The ongoing novel coronavirus pandemic has put sports, including Major League Baseball, on hold for the foreseeable future. All along MLB has signaled that its intent is to play as many games as possible and achieve as much normality as possible when it comes to the parameters of the 2020 season. That said, it's the effectiveness of containment strategies that will determine those parameters.
Speaking of which, events took a possible turn on Tuesday, as Toronto, home of the Blue Jays, announced a ban on public events conducted or permitted by the city through at least June 30. Although, as David Pagnotta tweets, this mandate does not to professional sports, it does constitute a strong recommendation against holding such events at least through the end of June.
This alone doesn't necessarily complicate MLB's timeline, but it could be the start of a complicating trend. The state of Virginia has already instituted a stay-at-home order through June 10, and Maryland has an open-ended one in place. In all, 32 states and roughly 80 percent of the U.S. population are under stay-at-home orders at this writing. While none of those stretches as long as Toronto's new measures do, it's a fluid situation and it seems likely that many of those guidelines will be extended.
MLB and the MLBPA (i.e., the Players' Association) have agreed to consider the possibility of playing games in neutral locations -- perhaps those not as afflicted as, say, New York, Seattle, Chicago, and California -- and without fans in attendance.

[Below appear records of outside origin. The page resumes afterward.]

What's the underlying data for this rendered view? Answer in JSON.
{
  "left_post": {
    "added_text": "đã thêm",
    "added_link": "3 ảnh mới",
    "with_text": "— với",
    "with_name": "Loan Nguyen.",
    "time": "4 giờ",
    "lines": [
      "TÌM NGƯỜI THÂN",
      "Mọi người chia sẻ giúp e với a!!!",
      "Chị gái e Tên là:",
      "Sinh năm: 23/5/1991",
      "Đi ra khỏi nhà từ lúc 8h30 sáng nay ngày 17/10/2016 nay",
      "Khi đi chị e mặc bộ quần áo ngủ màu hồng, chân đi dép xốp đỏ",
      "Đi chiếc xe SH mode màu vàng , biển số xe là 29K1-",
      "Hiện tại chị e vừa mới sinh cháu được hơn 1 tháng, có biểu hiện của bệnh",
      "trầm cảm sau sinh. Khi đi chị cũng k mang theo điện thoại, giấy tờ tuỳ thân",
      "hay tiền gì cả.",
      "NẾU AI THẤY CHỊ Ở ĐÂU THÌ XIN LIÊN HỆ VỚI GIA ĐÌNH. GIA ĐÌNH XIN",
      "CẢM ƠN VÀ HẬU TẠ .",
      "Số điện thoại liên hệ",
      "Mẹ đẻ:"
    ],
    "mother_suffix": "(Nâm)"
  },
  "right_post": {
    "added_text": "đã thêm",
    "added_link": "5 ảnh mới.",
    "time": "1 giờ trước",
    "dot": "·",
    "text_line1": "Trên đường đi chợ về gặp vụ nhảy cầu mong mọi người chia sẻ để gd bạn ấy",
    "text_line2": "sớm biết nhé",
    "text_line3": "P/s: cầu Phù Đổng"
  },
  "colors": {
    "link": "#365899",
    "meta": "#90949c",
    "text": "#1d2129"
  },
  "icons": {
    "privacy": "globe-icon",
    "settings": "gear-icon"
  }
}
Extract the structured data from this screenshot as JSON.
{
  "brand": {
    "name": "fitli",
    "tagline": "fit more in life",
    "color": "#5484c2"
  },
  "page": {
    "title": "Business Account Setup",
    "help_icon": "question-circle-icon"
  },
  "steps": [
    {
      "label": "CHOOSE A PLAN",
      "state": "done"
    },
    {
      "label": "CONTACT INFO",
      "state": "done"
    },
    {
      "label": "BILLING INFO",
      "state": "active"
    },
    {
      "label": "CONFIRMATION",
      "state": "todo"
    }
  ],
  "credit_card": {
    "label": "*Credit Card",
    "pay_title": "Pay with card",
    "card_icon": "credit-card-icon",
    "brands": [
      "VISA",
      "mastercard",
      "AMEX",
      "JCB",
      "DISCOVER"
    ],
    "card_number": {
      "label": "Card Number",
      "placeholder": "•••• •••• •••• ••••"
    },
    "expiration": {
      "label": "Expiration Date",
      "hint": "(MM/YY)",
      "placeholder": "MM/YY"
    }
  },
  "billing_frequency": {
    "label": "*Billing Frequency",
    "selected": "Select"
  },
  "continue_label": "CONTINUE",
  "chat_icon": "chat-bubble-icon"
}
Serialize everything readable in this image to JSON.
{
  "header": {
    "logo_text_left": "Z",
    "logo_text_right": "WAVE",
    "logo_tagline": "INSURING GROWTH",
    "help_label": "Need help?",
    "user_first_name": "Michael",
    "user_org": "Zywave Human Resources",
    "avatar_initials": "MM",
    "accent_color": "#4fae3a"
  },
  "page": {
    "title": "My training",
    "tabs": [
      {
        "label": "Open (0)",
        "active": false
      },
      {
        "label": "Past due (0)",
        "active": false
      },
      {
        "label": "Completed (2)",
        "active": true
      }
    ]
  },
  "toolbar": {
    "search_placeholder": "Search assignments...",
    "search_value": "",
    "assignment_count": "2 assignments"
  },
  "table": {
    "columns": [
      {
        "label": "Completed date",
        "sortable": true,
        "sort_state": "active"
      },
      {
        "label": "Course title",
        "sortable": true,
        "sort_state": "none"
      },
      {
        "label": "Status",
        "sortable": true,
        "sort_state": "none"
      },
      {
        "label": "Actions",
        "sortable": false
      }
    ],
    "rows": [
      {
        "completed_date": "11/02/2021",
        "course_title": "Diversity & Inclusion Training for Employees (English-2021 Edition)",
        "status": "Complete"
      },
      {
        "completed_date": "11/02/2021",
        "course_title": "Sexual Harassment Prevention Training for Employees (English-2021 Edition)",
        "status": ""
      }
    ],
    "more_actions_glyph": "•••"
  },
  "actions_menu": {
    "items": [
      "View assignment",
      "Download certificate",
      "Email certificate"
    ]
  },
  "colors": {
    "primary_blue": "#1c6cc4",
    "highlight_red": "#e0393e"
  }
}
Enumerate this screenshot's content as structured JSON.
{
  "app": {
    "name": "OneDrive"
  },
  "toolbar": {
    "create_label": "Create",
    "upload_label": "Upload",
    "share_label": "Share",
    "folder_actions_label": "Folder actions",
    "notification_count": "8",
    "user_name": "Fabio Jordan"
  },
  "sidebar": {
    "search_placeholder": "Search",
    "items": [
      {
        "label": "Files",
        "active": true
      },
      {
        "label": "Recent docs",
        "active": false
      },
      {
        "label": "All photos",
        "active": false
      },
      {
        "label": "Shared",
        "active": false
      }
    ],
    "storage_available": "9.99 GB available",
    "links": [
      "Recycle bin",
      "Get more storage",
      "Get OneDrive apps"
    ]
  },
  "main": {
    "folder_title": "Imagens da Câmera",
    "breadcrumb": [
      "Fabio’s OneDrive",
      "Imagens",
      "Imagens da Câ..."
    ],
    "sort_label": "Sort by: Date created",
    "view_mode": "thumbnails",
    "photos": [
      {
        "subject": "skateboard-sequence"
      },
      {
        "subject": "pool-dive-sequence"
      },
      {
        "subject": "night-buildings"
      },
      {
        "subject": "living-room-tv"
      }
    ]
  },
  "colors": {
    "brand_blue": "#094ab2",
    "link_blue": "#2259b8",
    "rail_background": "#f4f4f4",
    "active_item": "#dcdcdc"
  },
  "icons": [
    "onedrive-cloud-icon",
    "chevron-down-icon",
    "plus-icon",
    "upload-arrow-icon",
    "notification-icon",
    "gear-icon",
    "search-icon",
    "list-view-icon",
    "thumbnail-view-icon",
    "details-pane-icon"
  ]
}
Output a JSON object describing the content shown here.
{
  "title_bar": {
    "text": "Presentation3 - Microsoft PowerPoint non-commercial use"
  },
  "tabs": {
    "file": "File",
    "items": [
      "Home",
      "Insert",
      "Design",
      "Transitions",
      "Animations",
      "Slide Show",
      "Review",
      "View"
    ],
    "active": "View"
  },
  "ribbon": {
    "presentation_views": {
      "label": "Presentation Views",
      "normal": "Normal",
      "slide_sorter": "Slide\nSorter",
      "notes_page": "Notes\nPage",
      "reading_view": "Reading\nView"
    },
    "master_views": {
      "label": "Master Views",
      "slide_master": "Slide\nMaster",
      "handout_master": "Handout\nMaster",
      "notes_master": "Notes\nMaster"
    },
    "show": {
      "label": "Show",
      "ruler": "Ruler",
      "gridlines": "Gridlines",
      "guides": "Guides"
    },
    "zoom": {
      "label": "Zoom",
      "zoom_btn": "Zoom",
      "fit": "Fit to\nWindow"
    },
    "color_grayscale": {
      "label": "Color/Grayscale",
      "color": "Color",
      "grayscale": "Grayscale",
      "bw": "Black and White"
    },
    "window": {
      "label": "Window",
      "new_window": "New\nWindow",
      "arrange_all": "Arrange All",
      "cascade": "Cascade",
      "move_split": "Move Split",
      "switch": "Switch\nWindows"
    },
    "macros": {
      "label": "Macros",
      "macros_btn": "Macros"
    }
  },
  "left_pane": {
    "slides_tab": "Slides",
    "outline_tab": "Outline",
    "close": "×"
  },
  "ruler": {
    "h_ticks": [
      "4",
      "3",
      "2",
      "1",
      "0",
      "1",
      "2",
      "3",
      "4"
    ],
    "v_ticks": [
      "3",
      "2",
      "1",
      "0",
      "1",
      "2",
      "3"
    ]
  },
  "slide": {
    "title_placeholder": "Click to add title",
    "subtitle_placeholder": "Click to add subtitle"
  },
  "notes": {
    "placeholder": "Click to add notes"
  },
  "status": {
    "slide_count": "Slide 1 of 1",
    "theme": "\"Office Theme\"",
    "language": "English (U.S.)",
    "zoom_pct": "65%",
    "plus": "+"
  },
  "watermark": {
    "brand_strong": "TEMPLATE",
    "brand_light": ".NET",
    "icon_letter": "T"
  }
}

Mostly, though, their agreement prioritized these three stipulations for beginning the season:
- There are no longer any bans on mass gatherings in place that would prevent games from being played in front of fans at the ballpark.
- There are no relevant travel restrictions in the U.S. or Canada.
- Medical experts determine playing games would not present health risks for players, fans, or other team personnel.
To emphasize, neutral-site games or games in empty ballparks would allow MLB to dodge some of these requirements, but getting the 2020 season underway in time to play 100 or more games increasingly looks like a fool's errand, what with all the restrictions not only in place but also being extended.
As such, maybe it's time to reconsider what we thought of as our best-case scenarios. On that note, here's this from Bill Shaikin of the Los Angeles Times:
In MLB circles, July 4 has been one of the options floated for a possible Opening Day. https://t.co/6AV22CdkDB— Bill Shaikin (@BillShaikin) March 31, 2020
July 4 is already a prominent day on the MLB calendar because of Independence Day in the U.S., and this year July 3 falls on a Friday. No doubt, MLB and the MLBPA are hoping to be playing games before then, but if we do start seeing social distancing measures enforced through late June -- and Toronto's decision likely augurs movement in that direction, at least in Canada and the U.S. -- then an Opening Day in early July may be the most feasible target.
Not long ago, our own Matt Snyder explored a variety of Opening Day scenarios for 2020, and July 4 was among them. Here's part of what he wrote:
"Starting with July 4 and ending on Sept. 27 as planned gets the season over on time to leave the playoffs scheduled as they are. That is 85 days. MLB would have to get the players to agree to only having four days off, but they would have all this extra time off and know the season is less than three months long. If that happened, we'd be able to play exactly half a season at 81 games."
Given how events are playing out and that estimates suggest the virus hasn't yet peaked in the U.S., this may be baseball's best hope, especially when you consider that players will once again need at least a couple of weeks to ramp up. Half of a regular season plus a full playoffs sounds may wind up being an unrealistic aspiration, but for now it feels like something on which we can pin our baseball hopes.